After the 1973-74 season, Cunningham returned to the 76ers, where he played until he suffered a career-ending injury early in the 1975-76 season. For his career, Cunningham scored 16,310 points and grabbed 7,981 rebounds in both the NBA and the ABA.

After his playing days were done, he became the head coach of the 76ers on November 4, 1977, and built a great team featuring the likes of Bobby Jones, Maurice Cheeks, Andrew Toney, Moses Malone, and Julius Erving. He reached the 200, 300, and 400-win milestone faster than any coach in NBA history. He led Philadelphia to the playoffs in every year as coach, and advancing to the NBA Finals 3 times, in 1979-80, 1981-82 and 1982-83, facing the Los Angeles Lakers all 3 times. The 76ers lost to the Lakers in 1980 and 1982, but after acquiring Moses Malone, Cunningham finally got them past the Lakers in 1983, winning the franchise's second (and most recent) NBA Championship as part of a 12-1 playoff run.
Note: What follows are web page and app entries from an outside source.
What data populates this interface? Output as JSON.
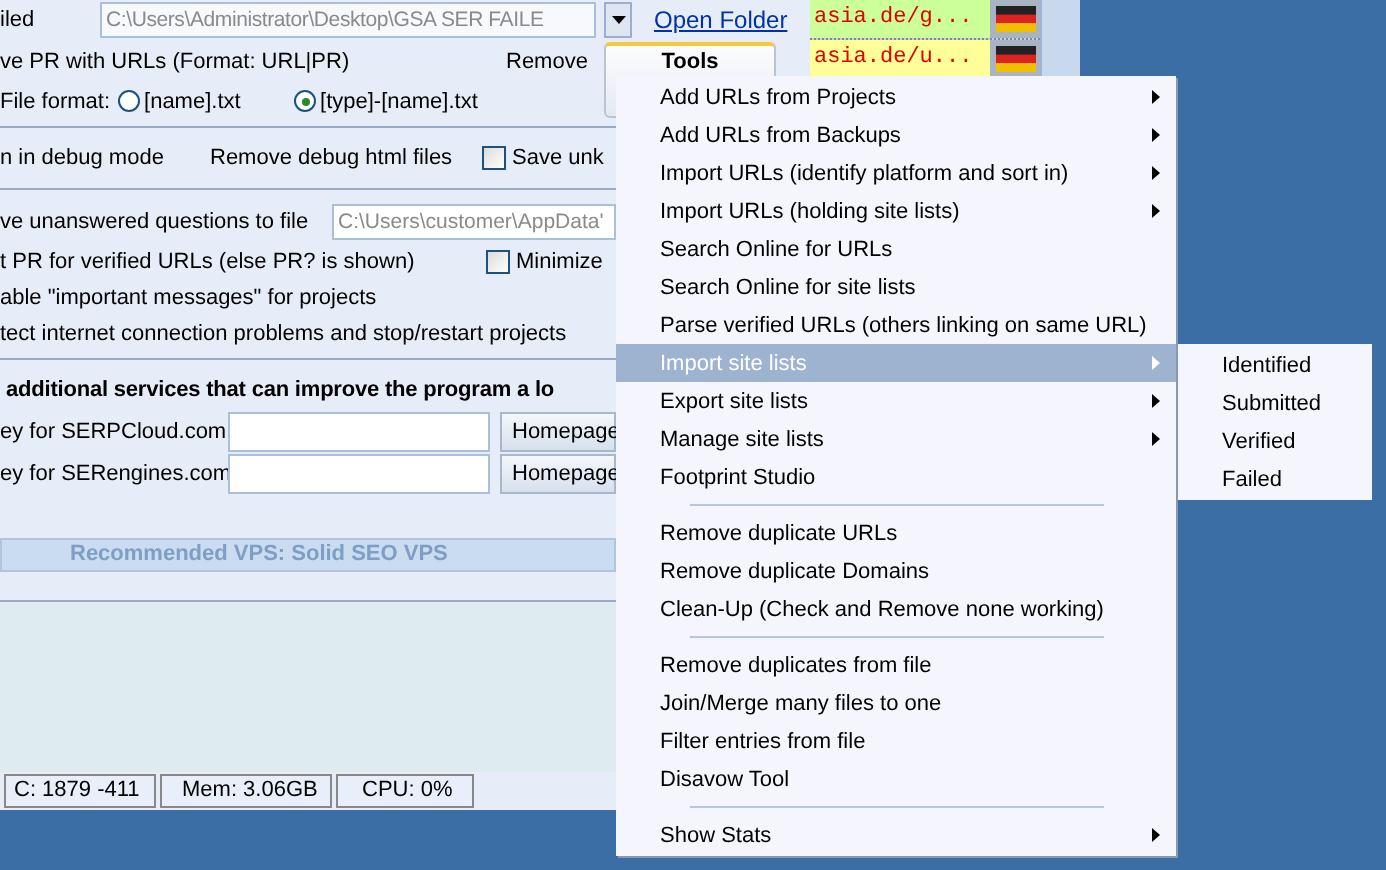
{
  "output_folder": {
    "label": "iled",
    "path": "C:\\Users\\Administrator\\Desktop\\GSA SER FAILE",
    "link": "Open Folder"
  },
  "save_pr": {
    "label": "ve PR with URLs (Format: URL|PR)",
    "remove_label": "Remove"
  },
  "file_format": {
    "label": "File format:",
    "options": [
      {
        "label": "[name].txt",
        "selected": false
      },
      {
        "label": "[type]-[name].txt",
        "selected": true
      }
    ]
  },
  "tools_button": "Tools",
  "debug": {
    "label": "n in debug mode",
    "remove_label": "Remove debug html files",
    "save_checkbox": {
      "label": "Save unk",
      "checked": false
    }
  },
  "unanswered": {
    "label": "ve unanswered questions to file",
    "path": "C:\\Users\\customer\\AppData'"
  },
  "pr_option": {
    "label": "t PR for verified URLs (else PR? is shown)",
    "minimize_checkbox": {
      "label": "Minimize",
      "checked": false
    }
  },
  "messages_option": "able \"important messages\" for projects",
  "connection_option": "tect internet connection problems and stop/restart projects",
  "services": {
    "title": "additional services that can improve the program a lo",
    "keys": [
      {
        "label": "ey for SERPCloud.com",
        "button": "Homepage"
      },
      {
        "label": "ey for SERengines.com",
        "button": "Homepage"
      }
    ]
  },
  "vps_banner": "Recommended VPS: Solid SEO VPS",
  "status_bar": [
    "C: 1879 -411",
    "Mem: 3.06GB",
    "CPU: 0%"
  ],
  "url_list": [
    {
      "url": "asia.de/g...",
      "color": "#ccff99",
      "kind": "de"
    },
    {
      "url": "asia.de/u...",
      "color": "#ffff99",
      "kind": "de"
    }
  ],
  "menu": {
    "items": [
      {
        "kind": "item",
        "label": "Add URLs from Projects",
        "submenu": true,
        "selected": false
      },
      {
        "kind": "item",
        "label": "Add URLs from Backups",
        "submenu": true,
        "selected": false
      },
      {
        "kind": "item",
        "label": "Import URLs (identify platform and sort in)",
        "submenu": true,
        "selected": false
      },
      {
        "kind": "item",
        "label": "Import URLs (holding site lists)",
        "submenu": true,
        "selected": false
      },
      {
        "kind": "item",
        "label": "Search Online for URLs",
        "submenu": false,
        "selected": false
      },
      {
        "kind": "item",
        "label": "Search Online for site lists",
        "submenu": false,
        "selected": false
      },
      {
        "kind": "item",
        "label": "Parse verified URLs (others linking on same URL)",
        "submenu": false,
        "selected": false
      },
      {
        "kind": "item",
        "label": "Import site lists",
        "submenu": true,
        "selected": true
      },
      {
        "kind": "item",
        "label": "Export site lists",
        "submenu": true,
        "selected": false
      },
      {
        "kind": "item",
        "label": "Manage site lists",
        "submenu": true,
        "selected": false
      },
      {
        "kind": "item",
        "label": "Footprint Studio",
        "submenu": false,
        "selected": false
      },
      {
        "kind": "separator"
      },
      {
        "kind": "item",
        "label": "Remove duplicate URLs",
        "submenu": false,
        "selected": false
      },
      {
        "kind": "item",
        "label": "Remove duplicate Domains",
        "submenu": false,
        "selected": false
      },
      {
        "kind": "item",
        "label": "Clean-Up (Check and Remove none working)",
        "submenu": false,
        "selected": false
      },
      {
        "kind": "separator"
      },
      {
        "kind": "item",
        "label": "Remove duplicates from file",
        "submenu": false,
        "selected": false
      },
      {
        "kind": "item",
        "label": "Join/Merge many files to one",
        "submenu": false,
        "selected": false
      },
      {
        "kind": "item",
        "label": "Filter entries from file",
        "submenu": false,
        "selected": false
      },
      {
        "kind": "item",
        "label": "Disavow Tool",
        "submenu": false,
        "selected": false
      },
      {
        "kind": "separator"
      },
      {
        "kind": "item",
        "label": "Show Stats",
        "submenu": true,
        "selected": false
      }
    ]
  },
  "submenu": {
    "items": [
      "Identified",
      "Submitted",
      "Verified",
      "Failed"
    ]
  }
}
Upon his retirement, his 454 wins as a head coach were the 12th best in NBA history.

Beyond playing and coaching

In 1987, Cunningham replaced Tom Heinsohn as the lead color commentator (alongside play-by-play man Dick Stockton) for CBS' NBA telecasts. Cunningham left CBS Sports the following season to join the Miami Heat expansion franchise as a minority owner; he ultimately sold his interest of the Heat on August 12, 1994. Cunningham was subsequently replaced on CBS by Hubie Brown.

Coaching record

Regular season G Games coached W Games won L Games lost W–L % Win-loss %
Post season PG Playoff games PW Playoff wins PL Playoff losses PW–L % Playoff win-loss %
Team Year G W L W–L% Finish PG PW PL PW–L% Result
PHI 1977–78 76 53 23 .697 1st in Atlantic 10 6 4 .600 Lost in Conf. Finals
PHI 1978–79 82 47 35 .573 2nd in Atlantic 9 5 4 .556 Lost in Conf. Semifinals
PHI 1979–80 82 59 23 .720 2nd in Atlantic 18 12 6 .667 Lost in NBA Finals
PHI 1980–81 82 62 20 .756 2nd in Atlantic 16 9 7 .563 Lost in Conf. Finals
PHI 1981–82 82 58 24 .707 2nd in Atlantic 21 12 9 .571 Lost in NBA Finals
PHI 1982–83 82 65 17 .793 1st in Atlantic 13 12 1 .923 Won NBA Championship
PHI 1983–84 82 52 30 .634 2nd in Atlantic 5 2 3 .400 Lost in First Round
PHI 1984–85 82 58 24 .707 2nd in Atlantic 13 8 5 .615 Lost in Conf. Finals
Career 650 454 196 .698 105 66 39 .629


See also


  1. ^ "The Rumble: AN OFF-THE-BALL LOOK AT YOUR FAVORITE SPORTS CELEBRITIES", New York Post, December 31, 2006. Accessed December 13, 2007. "The five Erasmus Hall of Fame legends include Raiders owner Al Davis, Bears quarterback Sid Luckman, Yankee pitching great Waite Hoyt, Billy Cunningham and Knicks founder Ned Irish."

External links